Together we decided to record the audio guide in English, Indonesian, and German to make it accessible to as many people as possible. It was also important to us that not only people with movement experience can participate in the Audio Guide, but also amateurs can use the Audio Guide. At this point I would like to remind you of Joseph Beuys: “Every person is a (dance) artist!

The finale of my joint work with the “Bodies of Care” project and all the dear people with whom I was able to work, discuss, and learn culminated in a tryout on 25 September at the Tafelhalle in Nuremberg, Germany. At the same daytime as my colleagues from Indonesia, I was able to present our audio guide and try it out with participating dancers and amateurs. I received positive feedback throughout and a melancholy of “being touched on the inside” spreads between the participants, as I was able to experience in the follow-up discussion. For me, this is a sign that our project was successful in the difficult times and challenging circumstances of the COVID 19 pandemic.

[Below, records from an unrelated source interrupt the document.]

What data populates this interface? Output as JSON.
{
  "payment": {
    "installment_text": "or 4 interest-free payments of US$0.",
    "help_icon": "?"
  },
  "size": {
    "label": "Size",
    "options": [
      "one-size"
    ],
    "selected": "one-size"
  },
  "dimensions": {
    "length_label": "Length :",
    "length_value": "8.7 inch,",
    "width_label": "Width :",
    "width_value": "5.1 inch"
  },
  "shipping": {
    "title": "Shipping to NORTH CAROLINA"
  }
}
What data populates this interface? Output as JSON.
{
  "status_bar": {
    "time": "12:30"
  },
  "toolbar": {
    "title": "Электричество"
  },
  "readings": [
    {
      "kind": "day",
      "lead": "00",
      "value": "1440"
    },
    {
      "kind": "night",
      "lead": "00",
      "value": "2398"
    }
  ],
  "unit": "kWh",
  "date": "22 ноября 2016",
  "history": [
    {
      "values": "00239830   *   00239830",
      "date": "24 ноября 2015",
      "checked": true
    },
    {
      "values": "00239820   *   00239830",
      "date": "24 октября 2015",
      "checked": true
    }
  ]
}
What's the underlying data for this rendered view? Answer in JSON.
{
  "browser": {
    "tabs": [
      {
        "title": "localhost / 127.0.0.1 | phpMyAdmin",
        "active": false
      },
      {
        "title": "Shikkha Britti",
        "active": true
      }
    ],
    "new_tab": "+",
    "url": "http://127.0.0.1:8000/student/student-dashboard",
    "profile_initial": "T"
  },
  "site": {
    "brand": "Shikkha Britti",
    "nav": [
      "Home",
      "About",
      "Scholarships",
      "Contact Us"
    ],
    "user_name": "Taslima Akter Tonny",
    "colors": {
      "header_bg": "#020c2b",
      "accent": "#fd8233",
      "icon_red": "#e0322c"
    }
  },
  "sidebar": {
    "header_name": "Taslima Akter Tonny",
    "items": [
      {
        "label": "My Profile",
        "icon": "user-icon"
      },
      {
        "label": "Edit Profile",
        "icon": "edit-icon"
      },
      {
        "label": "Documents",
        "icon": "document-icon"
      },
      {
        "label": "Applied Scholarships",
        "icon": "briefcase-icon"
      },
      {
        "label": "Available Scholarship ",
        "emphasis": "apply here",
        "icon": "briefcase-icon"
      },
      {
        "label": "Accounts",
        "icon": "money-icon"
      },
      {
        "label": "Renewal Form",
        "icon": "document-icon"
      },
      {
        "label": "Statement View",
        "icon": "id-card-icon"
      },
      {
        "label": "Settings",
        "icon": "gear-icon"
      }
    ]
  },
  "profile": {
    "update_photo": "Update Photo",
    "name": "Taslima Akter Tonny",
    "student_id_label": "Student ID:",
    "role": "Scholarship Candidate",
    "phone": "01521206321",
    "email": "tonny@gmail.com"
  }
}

Through the “Bodies of Care” project, I have once again come to the conclusion that there is a great potential in identifying oneself as an artist as one of many, as part of a community, a group. Looking for potential commonalities and seeing the process of negotiation as a valuable asset is essential to my work. New perspectives, ways of thinking, and diversity create space to re-examine myself and my work as an artist and to put it back into a new order of the world.

The Narratives
of Indonesian